### Material supplied
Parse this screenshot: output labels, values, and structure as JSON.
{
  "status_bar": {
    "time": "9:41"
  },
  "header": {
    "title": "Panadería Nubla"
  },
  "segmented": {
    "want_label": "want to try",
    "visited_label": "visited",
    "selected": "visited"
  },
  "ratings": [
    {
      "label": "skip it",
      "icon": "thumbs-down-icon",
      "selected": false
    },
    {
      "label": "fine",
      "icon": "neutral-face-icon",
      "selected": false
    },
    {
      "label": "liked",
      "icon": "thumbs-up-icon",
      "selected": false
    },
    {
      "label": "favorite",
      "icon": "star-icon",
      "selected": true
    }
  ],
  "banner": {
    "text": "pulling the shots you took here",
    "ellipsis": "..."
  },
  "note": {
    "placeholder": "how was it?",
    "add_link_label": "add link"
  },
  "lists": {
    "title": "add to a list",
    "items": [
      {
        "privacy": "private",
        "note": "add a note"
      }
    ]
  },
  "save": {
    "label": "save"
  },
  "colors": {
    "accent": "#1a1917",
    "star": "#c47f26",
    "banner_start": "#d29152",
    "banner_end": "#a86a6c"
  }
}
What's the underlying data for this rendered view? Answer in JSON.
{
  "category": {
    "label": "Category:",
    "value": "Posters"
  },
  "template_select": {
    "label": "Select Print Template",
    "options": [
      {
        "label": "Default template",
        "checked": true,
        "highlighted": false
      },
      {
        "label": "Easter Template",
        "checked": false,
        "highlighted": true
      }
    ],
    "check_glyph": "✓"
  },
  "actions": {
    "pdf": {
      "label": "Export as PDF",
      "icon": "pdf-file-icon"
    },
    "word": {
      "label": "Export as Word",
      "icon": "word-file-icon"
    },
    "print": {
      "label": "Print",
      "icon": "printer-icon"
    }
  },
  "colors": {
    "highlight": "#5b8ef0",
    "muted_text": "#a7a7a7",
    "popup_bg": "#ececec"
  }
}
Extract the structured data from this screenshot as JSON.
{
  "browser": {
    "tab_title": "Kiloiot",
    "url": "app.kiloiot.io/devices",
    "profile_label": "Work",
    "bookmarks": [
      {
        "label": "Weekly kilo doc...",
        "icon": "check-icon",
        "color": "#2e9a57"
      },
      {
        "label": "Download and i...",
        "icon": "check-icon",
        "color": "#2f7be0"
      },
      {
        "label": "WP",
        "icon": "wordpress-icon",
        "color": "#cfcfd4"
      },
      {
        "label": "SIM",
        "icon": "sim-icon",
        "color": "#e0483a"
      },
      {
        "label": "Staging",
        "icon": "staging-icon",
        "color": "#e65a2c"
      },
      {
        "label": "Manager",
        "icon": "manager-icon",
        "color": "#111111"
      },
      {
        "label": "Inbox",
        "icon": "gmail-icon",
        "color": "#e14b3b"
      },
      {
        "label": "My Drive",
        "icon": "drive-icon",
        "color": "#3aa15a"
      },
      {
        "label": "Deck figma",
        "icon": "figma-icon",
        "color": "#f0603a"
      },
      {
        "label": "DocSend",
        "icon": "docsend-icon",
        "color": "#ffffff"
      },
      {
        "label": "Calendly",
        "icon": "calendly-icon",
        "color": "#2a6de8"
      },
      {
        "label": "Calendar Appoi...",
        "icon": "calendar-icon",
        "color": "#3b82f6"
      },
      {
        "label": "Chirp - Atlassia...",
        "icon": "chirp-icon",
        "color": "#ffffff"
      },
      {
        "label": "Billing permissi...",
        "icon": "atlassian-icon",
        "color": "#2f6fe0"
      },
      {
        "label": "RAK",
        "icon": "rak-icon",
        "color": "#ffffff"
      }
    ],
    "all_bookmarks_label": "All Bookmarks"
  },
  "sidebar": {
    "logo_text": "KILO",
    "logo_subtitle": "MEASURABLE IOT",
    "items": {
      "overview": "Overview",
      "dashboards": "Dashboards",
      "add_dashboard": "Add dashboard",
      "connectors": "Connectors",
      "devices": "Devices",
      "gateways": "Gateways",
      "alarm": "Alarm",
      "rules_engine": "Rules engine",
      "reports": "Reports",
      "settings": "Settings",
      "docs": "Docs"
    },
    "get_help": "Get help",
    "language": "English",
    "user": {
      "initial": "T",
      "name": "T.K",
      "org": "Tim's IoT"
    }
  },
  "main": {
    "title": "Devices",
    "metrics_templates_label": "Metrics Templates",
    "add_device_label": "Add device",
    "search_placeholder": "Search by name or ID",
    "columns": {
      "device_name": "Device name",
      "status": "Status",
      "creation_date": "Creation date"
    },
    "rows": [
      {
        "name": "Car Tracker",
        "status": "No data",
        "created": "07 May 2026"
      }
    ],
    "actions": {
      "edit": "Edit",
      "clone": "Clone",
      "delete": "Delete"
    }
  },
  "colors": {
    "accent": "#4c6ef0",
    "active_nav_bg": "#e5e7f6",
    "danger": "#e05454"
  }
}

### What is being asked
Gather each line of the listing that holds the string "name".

### Response
      "name": "T.K",
    "search_placeholder": "Search by name or ID",
      "device_name": "Device name",
        "name": "Car Tracker",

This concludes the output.